When the smoke from the bushfires had barely cleared and Covid began, he still had some masks left over from the bushfires, so he’d started a group chat for the people on his street asking if they needed masks or if anyone needed shopping done. One thing led to another and people have been helping each other out ever since. It had proven especially useful during the pandemic – first with the handing out of masks and hand sanitiser and then with food supplies during lockdown.That way only one person needed to go out.

This in turn led to a number of other activities such as street parties and Midwinter Feasts. There has also been a constant exchange of tools and ingredients. If someone down the street runs out of onions for a curry and calls for one over the network, they'll very likely end up with a kilo of them. People also look after each other’s houses and pets while they are away. During lockdown, children’s birthday parties were celebrated by neighbours going out on onto their driveways with sparklers. When the big ice storm hit Canberra a few months ago, neighbours got together to remove fallen trees and son went around taping up people’s broken windows and skylights with Gaffer tape and tarps.

The storm caused so much damage, that people in other parts of the district are still waiting  to have tree branches cleared away by the council, so a bit of initiative on the part of neighbours has proven very useful. The street has now featured on radio three or four times and it’s been called "the friendliest cul de sac in Canberra."


The neighbours made sure that the children didn't miss out when the Easter Bunny came

The first thing listeners always asked was, “How can I get something like that started in my neighbourhood?’ Son says that it starts with a conversation. 

“When you see someone in your street just talk to them. In one case, we already welcomed the new owners when they won the auction for a house in our street. As to the ones who leave, they have been talking about starting an alumni group."

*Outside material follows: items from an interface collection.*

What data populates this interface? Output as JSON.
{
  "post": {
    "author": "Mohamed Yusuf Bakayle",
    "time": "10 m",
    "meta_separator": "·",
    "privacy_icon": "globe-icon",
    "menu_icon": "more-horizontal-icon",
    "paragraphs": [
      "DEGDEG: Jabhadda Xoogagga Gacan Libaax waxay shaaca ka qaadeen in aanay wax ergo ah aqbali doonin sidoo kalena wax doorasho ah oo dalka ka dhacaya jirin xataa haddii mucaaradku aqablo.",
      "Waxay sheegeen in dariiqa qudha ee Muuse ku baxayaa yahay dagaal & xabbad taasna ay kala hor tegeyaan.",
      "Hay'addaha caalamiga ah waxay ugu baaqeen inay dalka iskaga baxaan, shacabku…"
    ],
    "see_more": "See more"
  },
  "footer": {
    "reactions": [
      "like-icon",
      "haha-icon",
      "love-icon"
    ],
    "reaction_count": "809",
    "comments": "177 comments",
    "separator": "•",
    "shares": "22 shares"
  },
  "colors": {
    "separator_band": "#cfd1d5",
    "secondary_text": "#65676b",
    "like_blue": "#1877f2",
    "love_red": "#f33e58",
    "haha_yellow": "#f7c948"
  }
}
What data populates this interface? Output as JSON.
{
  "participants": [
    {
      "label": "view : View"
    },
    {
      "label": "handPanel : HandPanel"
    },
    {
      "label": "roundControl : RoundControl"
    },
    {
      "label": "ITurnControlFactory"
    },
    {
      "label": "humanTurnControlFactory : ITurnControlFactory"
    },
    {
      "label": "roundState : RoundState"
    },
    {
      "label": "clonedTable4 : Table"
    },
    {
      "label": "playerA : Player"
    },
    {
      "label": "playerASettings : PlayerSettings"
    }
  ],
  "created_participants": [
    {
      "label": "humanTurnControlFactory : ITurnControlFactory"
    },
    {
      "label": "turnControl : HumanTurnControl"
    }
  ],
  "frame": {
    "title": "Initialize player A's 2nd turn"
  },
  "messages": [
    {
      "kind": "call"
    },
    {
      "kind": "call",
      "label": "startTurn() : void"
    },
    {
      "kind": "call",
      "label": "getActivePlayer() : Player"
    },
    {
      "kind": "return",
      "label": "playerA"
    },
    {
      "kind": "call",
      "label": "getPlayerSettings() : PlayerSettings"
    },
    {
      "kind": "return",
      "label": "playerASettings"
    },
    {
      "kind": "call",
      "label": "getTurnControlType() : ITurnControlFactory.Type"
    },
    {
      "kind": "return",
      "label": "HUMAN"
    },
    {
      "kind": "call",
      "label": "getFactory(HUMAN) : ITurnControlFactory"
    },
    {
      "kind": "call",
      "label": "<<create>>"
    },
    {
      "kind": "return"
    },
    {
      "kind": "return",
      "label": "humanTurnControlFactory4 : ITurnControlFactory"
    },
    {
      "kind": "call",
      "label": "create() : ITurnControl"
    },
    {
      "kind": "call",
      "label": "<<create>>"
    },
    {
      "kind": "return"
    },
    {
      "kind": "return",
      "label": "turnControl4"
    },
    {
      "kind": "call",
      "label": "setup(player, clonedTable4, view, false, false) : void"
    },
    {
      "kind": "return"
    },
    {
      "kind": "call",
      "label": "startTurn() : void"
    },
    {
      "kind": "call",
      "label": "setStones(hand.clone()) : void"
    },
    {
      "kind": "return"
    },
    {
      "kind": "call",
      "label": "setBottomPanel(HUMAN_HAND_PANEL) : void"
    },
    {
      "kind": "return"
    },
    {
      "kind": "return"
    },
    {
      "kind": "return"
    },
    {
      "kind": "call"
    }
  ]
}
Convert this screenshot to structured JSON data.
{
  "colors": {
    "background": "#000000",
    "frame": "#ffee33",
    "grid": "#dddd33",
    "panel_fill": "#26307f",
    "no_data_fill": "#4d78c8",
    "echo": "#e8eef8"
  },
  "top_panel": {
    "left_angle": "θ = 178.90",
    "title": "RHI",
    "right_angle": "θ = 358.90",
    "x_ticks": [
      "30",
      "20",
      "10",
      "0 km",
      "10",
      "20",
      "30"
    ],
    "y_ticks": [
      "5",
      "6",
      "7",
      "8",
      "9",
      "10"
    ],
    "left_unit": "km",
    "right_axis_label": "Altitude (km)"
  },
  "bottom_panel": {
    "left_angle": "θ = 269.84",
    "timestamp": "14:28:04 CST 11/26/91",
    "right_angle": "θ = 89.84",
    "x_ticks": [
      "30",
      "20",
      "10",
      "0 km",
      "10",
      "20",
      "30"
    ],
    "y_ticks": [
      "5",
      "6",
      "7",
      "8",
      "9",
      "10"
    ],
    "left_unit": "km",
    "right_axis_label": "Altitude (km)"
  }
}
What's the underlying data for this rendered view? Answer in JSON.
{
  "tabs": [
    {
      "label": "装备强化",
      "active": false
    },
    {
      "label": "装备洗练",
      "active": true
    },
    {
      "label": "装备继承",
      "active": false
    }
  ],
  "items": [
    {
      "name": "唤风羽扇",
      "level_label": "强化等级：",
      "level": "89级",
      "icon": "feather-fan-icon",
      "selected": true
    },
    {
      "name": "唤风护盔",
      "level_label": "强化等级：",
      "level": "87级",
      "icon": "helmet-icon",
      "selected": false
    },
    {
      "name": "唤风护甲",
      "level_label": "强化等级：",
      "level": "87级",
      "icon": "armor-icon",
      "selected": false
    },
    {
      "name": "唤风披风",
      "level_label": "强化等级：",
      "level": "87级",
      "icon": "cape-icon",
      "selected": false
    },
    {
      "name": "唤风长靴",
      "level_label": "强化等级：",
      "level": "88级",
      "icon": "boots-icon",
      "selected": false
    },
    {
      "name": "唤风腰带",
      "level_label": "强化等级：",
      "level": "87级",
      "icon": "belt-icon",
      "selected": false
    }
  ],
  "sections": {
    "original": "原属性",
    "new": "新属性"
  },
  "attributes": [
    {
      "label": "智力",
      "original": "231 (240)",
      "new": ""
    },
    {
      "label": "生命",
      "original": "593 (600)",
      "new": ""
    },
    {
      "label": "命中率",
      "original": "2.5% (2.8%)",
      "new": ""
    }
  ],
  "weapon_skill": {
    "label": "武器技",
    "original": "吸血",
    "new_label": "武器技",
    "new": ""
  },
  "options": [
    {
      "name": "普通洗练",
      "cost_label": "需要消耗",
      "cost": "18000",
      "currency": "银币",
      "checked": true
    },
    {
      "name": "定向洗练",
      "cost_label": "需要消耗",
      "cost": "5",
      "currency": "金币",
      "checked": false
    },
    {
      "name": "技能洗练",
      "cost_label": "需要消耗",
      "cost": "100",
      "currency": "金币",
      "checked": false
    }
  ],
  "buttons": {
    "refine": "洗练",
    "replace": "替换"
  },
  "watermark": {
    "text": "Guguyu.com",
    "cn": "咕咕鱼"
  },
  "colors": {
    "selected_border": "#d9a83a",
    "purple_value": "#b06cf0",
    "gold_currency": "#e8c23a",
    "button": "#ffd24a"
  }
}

“Not everyone joins in, some prefer to be silent partners, but they know we’re there if they need anything and some of the quiet ones have still turned up for the street party. The rest of us have found many things in common and have had some very enjoyable times.” He mentions that one member of the group is an avid boardgame player just like his own partner, so between them they have a sort of de facto boardgame library. Others bond over DIY, mechanical repairs or cooking. There’s a handful of BBQ afficionados who have BBQ Showdowns where they try to outdo each other with exotic recipes. Sometimes it’s also about giving people a bit of emotional support if they are having a hard time.”

I ask him if he’s ever had a bad experience. Apparently not so far. He says, “ I’m a firm believer in context. I tend to trust people by default and if you publicly extend trust to people, they tend to return it in kind.”

“Apart from practical help such as we’ve just seen, what do you think is the best thing about your neighbourhood group?” I ask.

“Well, when I see the kids all playing together and running up the street, I think of our own childhood and how free we were. All the parents keep a bit of an eye on them, but they also get to relax. You don’t have to worry about them all the time, nor drive them all over town for play dates. There’s always someone nearby and you’re not far from home if anything goes wrong, but it lets children be a bit more independent of adults."


Families out in the street to celebrate the birthday of a child in isolation


The beauty of this network is that it’s small and intimate and doesn’t make any demands, but if you have sufficient willing hands, there are larger networks too. I’ll talk about those in the next post.